This is hard for you because you think of the students as cuddly bunnies, but you can’t. You just have to drown the bunnies…put a Glock to their heads.
Steven Volk, February 15, 2016
London is a city of museums, and I have had the good fortune to take my students to quite a few in my (still) short time here. Last week, for example, in class we studied the so-called “Glorious Revolution” (1688-89) in England (more on its glories, real or imagined, in another post!). And then on Friday we traveled up river to the National Maritime Museum in Greenwich to see an exhibit on Samuel Pepys, the garrulous diarist who chronicled so much of the second half of the 17th century.
There’s only so much I could say in class about Charles II, the man who restored the monarchy to England after a brief flirt with republicanism, without spiraling my students into a deep slumber. But, on entering the Pepys exhibition, the visitor is almost immediately confronted by a portrait of the monarch in his coronation robes painted by John Michael Wright (c. 1687). What the spectacular painting could say was infinitely more informative (not to mention entertaining) than anything I could cobble together.
Supporting the cliché that a picture is worth a thousand word, we know that images are remarkably generative texts. Perhaps this is because, as John Berger has argued in his hugely popular book, Ways of Seeing, published in 1972, and based on a BBC series of the same name, seeing and recognition come before words. We see, and then explain what we see with words. But, he continues, at the same time what we know or believe affects how we see. Our past knowledge or experience changes the way we see.
Steve Volk, February 8, 2016

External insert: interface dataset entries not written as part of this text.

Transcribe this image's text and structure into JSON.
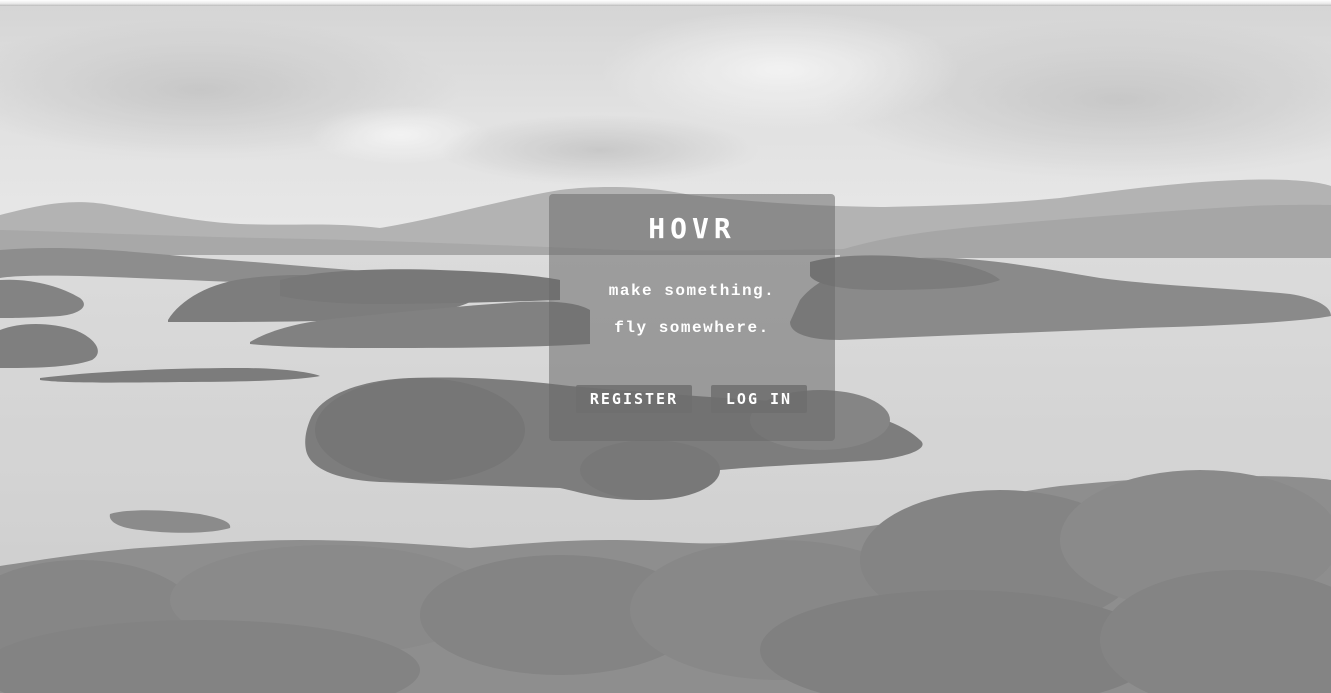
{
  "brand": {
    "name": "HOVR"
  },
  "hero": {
    "tagline_line1": "make something.",
    "tagline_line2": "fly somewhere."
  },
  "actions": {
    "register_label": "REGISTER",
    "login_label": "LOG IN"
  },
  "colors": {
    "card_overlay": "#696969",
    "text": "#ffffff",
    "button_bg": "#6e6e6e"
  }
}
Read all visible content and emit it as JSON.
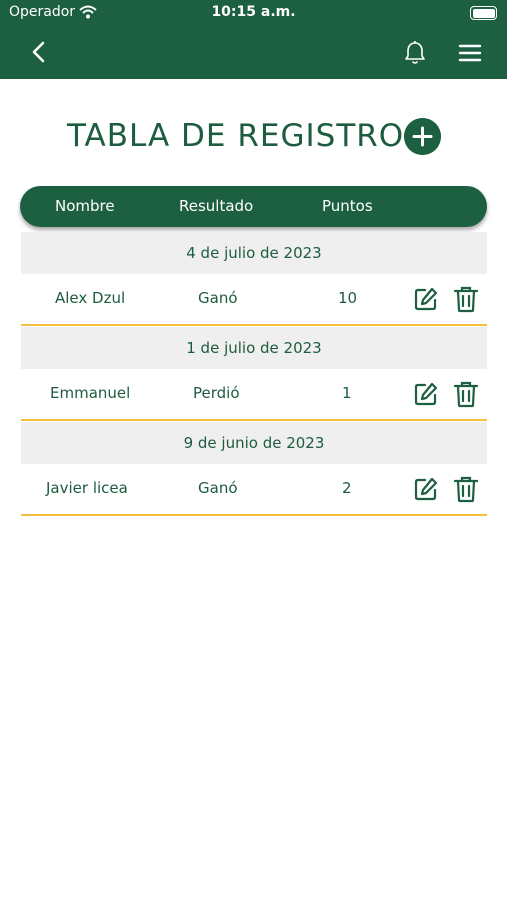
{
  "status_bar": {
    "carrier": "Operador",
    "time": "10:15 a.m."
  },
  "nav": {
    "back_icon": "chevron-left-icon",
    "bell_icon": "bell-icon",
    "menu_icon": "hamburger-menu-icon"
  },
  "page": {
    "title": "TABLA DE REGISTRO",
    "add_icon": "plus-icon"
  },
  "table": {
    "headers": {
      "nombre": "Nombre",
      "resultado": "Resultado",
      "puntos": "Puntos"
    },
    "groups": [
      {
        "date": "4 de julio de 2023",
        "nombre": "Alex Dzul",
        "resultado": "Ganó",
        "puntos": "10"
      },
      {
        "date": "1 de julio de 2023",
        "nombre": "Emmanuel",
        "resultado": "Perdió",
        "puntos": "1"
      },
      {
        "date": "9 de junio de 2023",
        "nombre": "Javier licea",
        "resultado": "Ganó",
        "puntos": "2"
      }
    ],
    "row_actions": {
      "edit_icon": "edit-icon",
      "delete_icon": "trash-icon"
    }
  },
  "colors": {
    "primary": "#1d5f41",
    "accent_border": "#f4bf3c",
    "date_row_bg": "#efefef"
  }
}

The struggle for a greater representation of student, faculty, and staff of color in higher education has been a continual theme in protests of at least the past two years. Response to the protests have varied from place to place: at some universities, administrators have lost their jobs; at some, generous earmarked funds have been made available to spur diversity hiring, many new conversations have begun about how to create the conversations and the actions that can carry us forward. But, in general, the issues of race, racism, and growing inequality in higher education has been (and is being) brought to our doorsteps and our classrooms by students.
All of this was on my mind when my eyes fell on an op-ed in the January 31, 2016 Sunday Times (London) titled “Watch out, universities; I’m bringing the fight for equality in Britain to you.” It was by David Cameron… the Prime Minster…the Conservative Prime Minister of the United Kingdom. Not only was Cameron in a sense standing in for the students and their protests (co-opting is a word that also comes to mind), but this was the same David Cameron who jacked tuitions to their current level (which, at £9,000 [$13,000] a year are now higher than in-state rates at public universities in the United States ($9,139) and considerably higher than the £0 (!) which students paid prior to 1998). Regardless, in the article, Cameron relentlessly takes the universities to task for excluding BME (black and minority ethnic) students. “Consider this,” he wrote. “If you’re a young black man, you’re more likely to be in a prison cell than studying at a top university. Only one in 10 of the poorest white boys go into higher education at all.” Well yes, and the same is true in the United States. But who is the messenger of this information? We are in a strange world when the politician most responsible for policies that have led to growing inequality speaks as the person who will bring “the fight for equality” to the university.